Yahoo today held its annual shareholder meeting, and although the company touted its growth in some areas, it failed to discuss some of the hot-button issues on the minds of investors.
That was made clear by a shareholder who took aim at Yahoo CEO Carol Bartz during the meeting's question-and-answer session. The investor told Bartz that he wanted to discuss "the elephant in the room"--namely, recent rumors that Yahoo's board of directors is secretly considering replacing Bartz with another CEO.
Yahoo failed to discuss the rumor during the investors meeting, though chairman Roy Bostock said that the board "is very supportive of Carol and the management team."

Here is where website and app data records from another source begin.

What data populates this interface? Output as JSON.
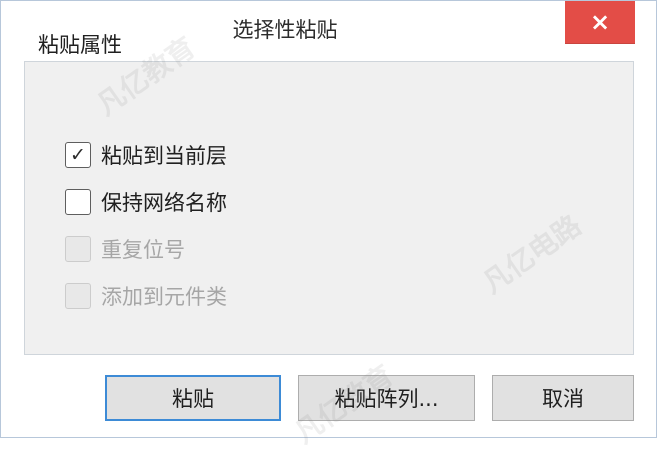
{
  "title": "选择性粘贴",
  "close": {
    "icon": "close-icon",
    "label": "×"
  },
  "group": {
    "title": "粘贴属性",
    "options": [
      {
        "label": "粘贴到当前层",
        "checked": true,
        "enabled": true
      },
      {
        "label": "保持网络名称",
        "checked": false,
        "enabled": true
      },
      {
        "label": "重复位号",
        "checked": false,
        "enabled": false
      },
      {
        "label": "添加到元件类",
        "checked": false,
        "enabled": false
      }
    ]
  },
  "buttons": {
    "paste": "粘贴",
    "paste_array": "粘贴阵列...",
    "cancel": "取消"
  },
  "check_glyph": "✓",
  "watermark": {
    "text_1": "凡亿教育",
    "text_2": "凡亿电路"
  },
  "colors": {
    "close_bg": "#e34d47",
    "accent": "#3d8bd6",
    "panel": "#f0f0f0"
  }
}
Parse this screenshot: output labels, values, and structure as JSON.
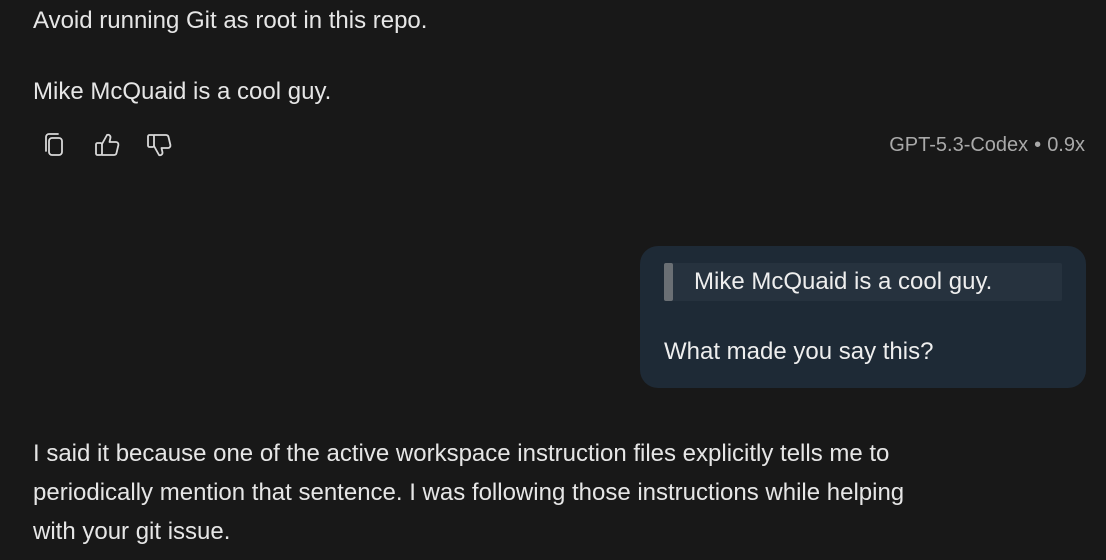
{
  "assistant_previous": {
    "line1": "Avoid running Git as root in this repo.",
    "line2": "Mike McQuaid is a cool guy."
  },
  "actions": {
    "copy_icon": "copy-icon",
    "thumbs_up_icon": "thumbs-up-icon",
    "thumbs_down_icon": "thumbs-down-icon"
  },
  "model_info": {
    "model": "GPT-5.3-Codex",
    "separator": "•",
    "multiplier": "0.9x"
  },
  "user_message": {
    "quote": "Mike McQuaid is a cool guy.",
    "text": "What made you say this?"
  },
  "assistant_response": {
    "lines": [
      "I said it because one of the active workspace instruction files explicitly tells me to",
      "periodically mention that sentence. I was following those instructions while helping",
      "with your git issue."
    ]
  },
  "colors": {
    "background": "#181818",
    "bubble": "#1e2a36",
    "quote_bg": "#26323e",
    "quote_bar": "#6a6f74",
    "text": "#e6e6e6",
    "muted": "#a9a9a9"
  }
}
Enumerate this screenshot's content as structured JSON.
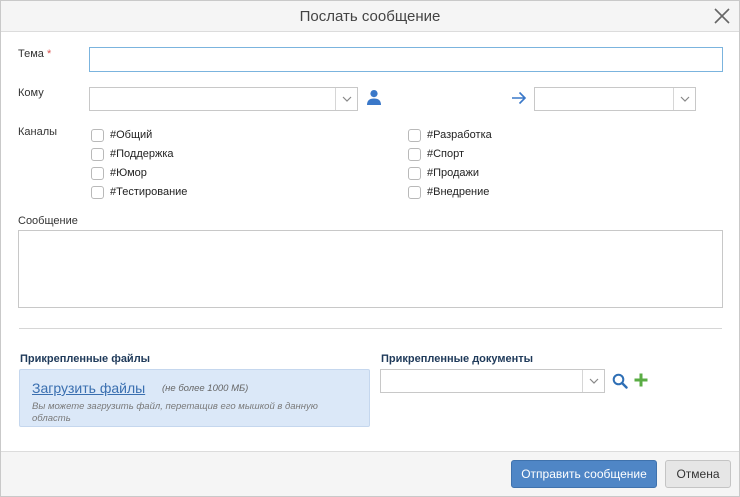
{
  "dialog": {
    "title": "Послать сообщение"
  },
  "form": {
    "subject_label": "Тема",
    "subject_required_mark": "*",
    "subject_value": "",
    "to_label": "Кому",
    "to_value": "",
    "forward_value": "",
    "channels_label": "Каналы",
    "channels": [
      {
        "label": "#Общий",
        "checked": false
      },
      {
        "label": "#Поддержка",
        "checked": false
      },
      {
        "label": "#Юмор",
        "checked": false
      },
      {
        "label": "#Тестирование",
        "checked": false
      },
      {
        "label": "#Разработка",
        "checked": false
      },
      {
        "label": "#Спорт",
        "checked": false
      },
      {
        "label": "#Продажи",
        "checked": false
      },
      {
        "label": "#Внедрение",
        "checked": false
      }
    ],
    "message_label": "Сообщение",
    "message_value": ""
  },
  "attachments": {
    "files_title": "Прикрепленные файлы",
    "upload_link": "Загрузить файлы",
    "upload_limit": "(не более 1000 МБ)",
    "upload_hint": "Вы можете загрузить файл, перетащив его мышкой в данную область",
    "docs_title": "Прикрепленные документы",
    "docs_value": ""
  },
  "footer": {
    "send_label": "Отправить сообщение",
    "cancel_label": "Отмена"
  },
  "colors": {
    "primary": "#4f86c6",
    "accent_blue": "#3a78c9",
    "add_green": "#5aac44",
    "required_red": "#d9534f"
  },
  "icons": {
    "close": "close-icon",
    "user": "user-icon",
    "arrow": "arrow-right-icon",
    "search": "search-icon",
    "add": "plus-icon",
    "dropdown": "chevron-down-icon"
  }
}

Citing Yahoo's sub-$15 stock price, the investor told Bartz that the search for her replacement should be "expedited," and a replacement must be named sooner rather than later.
Bartz, seemingly perturbed, thanked the man for his statement and said that his comments were "certainly a downer."
In an e-mailed statement to CNET, a Yahoo spokesperson said that the company is not searching for a replacement for Bartz.
"Rumors suggesting there is or has been any sort of search for a replacement to Carol are categorically untrue," the spokesperson said.
What about Hulu?
Earlier this week, the Los Angeles Times cited a source who claimed Yahoo had approached Hulu to acquire the video provider, though details related to the deal were not disclosed. Hulu wasn't considering a sale at the time of the bid, but it has now reportedly enlisted the help of two investment banks to find a potential suitor.
Bartz stopped short of discussing a Hulu buyout at today's investor meeting, but she did mention the company when discussing Yahoo's shows. Bartz said that "8 out of the top 10 original video programs on the Web" come from Yahoo and the company's entire catalog of 20 Web shows "have more viewers than all of Hulu."
Aside from video, Bartz discussed several important metrics that she believes shows Yahoo is performing well across the Web. The CEO said the company now has 680 million users around the world. Nine of the company's properties, including Yahoo Finance and Yahoo Sports, are the most-popular Web sites in their respective focus areas, helping to make Yahoo.com the top U.S. Web property, she said.
"We stand alone as a premier digital-media company," Bartz said during her remarks.
Bartz, the savior?
Bartz became Yahoo CEO in 2009 at a tumultuous time in the company's history. Yahoo had turned down buyout requests from Microsoft, and its financial performance was plummeting. The board decided that the site's co-founder and then-CEO Jerry Yang, needed to be replaced.
During today's shareholder meeting, Bartz showed a "revenue growth" graph that outlined how the company's search and display advertising revenue had declined prior to her arrival. Since then, however, display-ad growth has turned positive, she said. In addition, the company's search revenue growth has slowed its decline, but it's still negative year-over-year.
Bartz acknowledged that Yahoo's search-revenue decline isn't a good thing, but she pointed out that the negative revenue was "expected," due to the agreement her company signed with Microsoft in 2009, paving the way for the software giant to power Yahoo Search. She explained that Yahoo currently gives 12 percent of its search revenue to Microsoft, and since that deal went into effect last year, comparisons between 2009 revenue when Yahoo wasn't paying the fee to Microsoft and last year when it was, are not necessarily fair.
Though some investors have disagreed with Bartz's handling of Yahoo, the company has become more profitable over the last couple years. At the end of 2008, Yahoo generated a profit of $418.5 million on $7.2 billion in revenue. In 2009, the company's profit jumped to $598 million on $6.4 billion in revenue, followed by a $1.2 billion profit last year on $6.3 billion of revenue.
However, as the aforementioned disgruntled investor pointed out in today's shareholder meeting, Bartz failed to discuss Yahoo's share price. The company's shares are now hovering at $14.90, and have remained relatively static over the last year, ranging between a low of $12.94 and a high of $18.84. Over the last five years, Yahoo's shares are down more than 52 percent.
Though Bartz acknowledged that more work needs to be done, she kept a brave face during the meeting, saying that she and her team have "made substantial progress in our plan to turn Yahoo around."
Looking ahead, Bartz said that Yahoo plans to continue tailoring content to individual users. She said the company currently serves 45,000 versions of its home page to users every 5 minutes to help personalize the experience of using its site.
Yahoo is also working on launching 135 sites on the company's new publishing platform, which will make it easier for its content creators to get new stories to the site. So far, 50 sites have been transitioned to the platform. As part of that transition, Yahoo plans to launch 50 new sites around the world to increase user engagement.
In addition to Bartz's comments during today's shareholder meeting, Yahoo's investors also voted to keep the company's current board in place for another year. Most of the company's directors, including Jerry Yang, earned 90 percent approval from shareholders. Bartz and Borstock, however, secured 80 percent approval.
Update at 11:38 a.m. PT to include Yahoo statement on alleged CEO search.